WHAT TO WORK ON
Note how many lines of the data below hold the word "Item", then give that number with no other text.

[Dataset rows describing interfaces]
================================

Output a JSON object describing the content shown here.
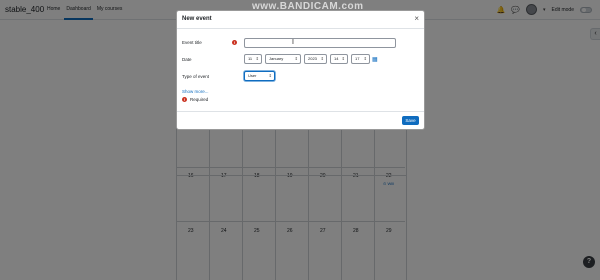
{
  "navbar": {
    "brand": "stable_400",
    "links": [
      "Home",
      "Dashboard",
      "My courses"
    ],
    "edit_mode_label": "Edit mode"
  },
  "watermark": "www.BANDICAM.com",
  "calendar": {
    "week1": [
      "16",
      "17",
      "18",
      "19",
      "20",
      "21",
      "22"
    ],
    "week2": [
      "23",
      "24",
      "25",
      "26",
      "27",
      "28",
      "29"
    ],
    "event_label": "Will"
  },
  "modal": {
    "title": "New event",
    "close_glyph": "×",
    "event_title_label": "Event title",
    "event_title_value": "",
    "date_label": "Date",
    "date": {
      "day": "11",
      "month": "January",
      "year": "2023",
      "hour": "14",
      "minute": "17"
    },
    "type_label": "Type of event",
    "type_value": "User",
    "show_more": "Show more...",
    "required_text": "Required",
    "save_label": "Save"
  },
  "icons": {
    "required": "exclamation-circle-icon",
    "calendar": "calendar-icon",
    "close": "close-icon"
  },
  "colors": {
    "primary": "#0f6cbf",
    "required": "#ca3120",
    "backdrop": "rgba(0,0,0,0.5)"
  }
}
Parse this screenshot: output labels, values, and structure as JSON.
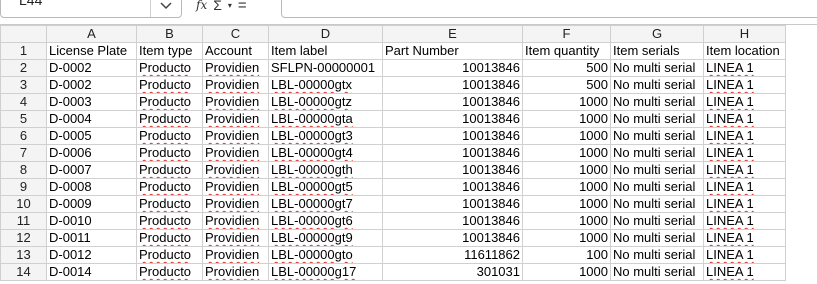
{
  "name_box": {
    "value": "L44"
  },
  "toolbar": {
    "fx_label": "fx",
    "sum_label": "Σ",
    "caret_label": "▾",
    "equals_label": "="
  },
  "columns": [
    "A",
    "B",
    "C",
    "D",
    "E",
    "F",
    "G",
    "H"
  ],
  "headers": [
    "License Plate",
    "Item type",
    "Account",
    "Item label",
    "Part Number",
    "Item quantity",
    "Item serials",
    "Item location"
  ],
  "rows": [
    {
      "row": "2",
      "cells": [
        "D-0002",
        "Producto",
        "Providien",
        "SFLPN-00000001",
        "10013846",
        "500",
        "No multi serial",
        "LINEA 1"
      ]
    },
    {
      "row": "3",
      "cells": [
        "D-0002",
        "Producto",
        "Providien",
        "LBL-00000gtx",
        "10013846",
        "500",
        "No multi serial",
        "LINEA 1"
      ]
    },
    {
      "row": "4",
      "cells": [
        "D-0003",
        "Producto",
        "Providien",
        "LBL-00000gtz",
        "10013846",
        "1000",
        "No multi serial",
        "LINEA 1"
      ]
    },
    {
      "row": "5",
      "cells": [
        "D-0004",
        "Producto",
        "Providien",
        "LBL-00000gta",
        "10013846",
        "1000",
        "No multi serial",
        "LINEA 1"
      ]
    },
    {
      "row": "6",
      "cells": [
        "D-0005",
        "Producto",
        "Providien",
        "LBL-00000gt3",
        "10013846",
        "1000",
        "No multi serial",
        "LINEA 1"
      ]
    },
    {
      "row": "7",
      "cells": [
        "D-0006",
        "Producto",
        "Providien",
        "LBL-00000gt4",
        "10013846",
        "1000",
        "No multi serial",
        "LINEA 1"
      ]
    },
    {
      "row": "8",
      "cells": [
        "D-0007",
        "Producto",
        "Providien",
        "LBL-00000gth",
        "10013846",
        "1000",
        "No multi serial",
        "LINEA 1"
      ]
    },
    {
      "row": "9",
      "cells": [
        "D-0008",
        "Producto",
        "Providien",
        "LBL-00000gt5",
        "10013846",
        "1000",
        "No multi serial",
        "LINEA 1"
      ]
    },
    {
      "row": "10",
      "cells": [
        "D-0009",
        "Producto",
        "Providien",
        "LBL-00000gt7",
        "10013846",
        "1000",
        "No multi serial",
        "LINEA 1"
      ]
    },
    {
      "row": "11",
      "cells": [
        "D-0010",
        "Producto",
        "Providien",
        "LBL-00000gt6",
        "10013846",
        "1000",
        "No multi serial",
        "LINEA 1"
      ]
    },
    {
      "row": "12",
      "cells": [
        "D-0011",
        "Producto",
        "Providien",
        "LBL-00000gt9",
        "10013846",
        "1000",
        "No multi serial",
        "LINEA 1"
      ]
    },
    {
      "row": "13",
      "cells": [
        "D-0012",
        "Producto",
        "Providien",
        "LBL-00000gto",
        "11611862",
        "100",
        "No multi serial",
        "LINEA 1"
      ]
    },
    {
      "row": "14",
      "cells": [
        "D-0014",
        "Producto",
        "Providien",
        "LBL-00000g17",
        "301031",
        "1000",
        "No multi serial",
        "LINEA 1"
      ]
    }
  ],
  "colors": {
    "header_bg": "#f4f4f4",
    "grid": "#d0d0d0",
    "spellcheck": "#d9352b"
  }
}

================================

OUTPUT OF THE EXERCISE
5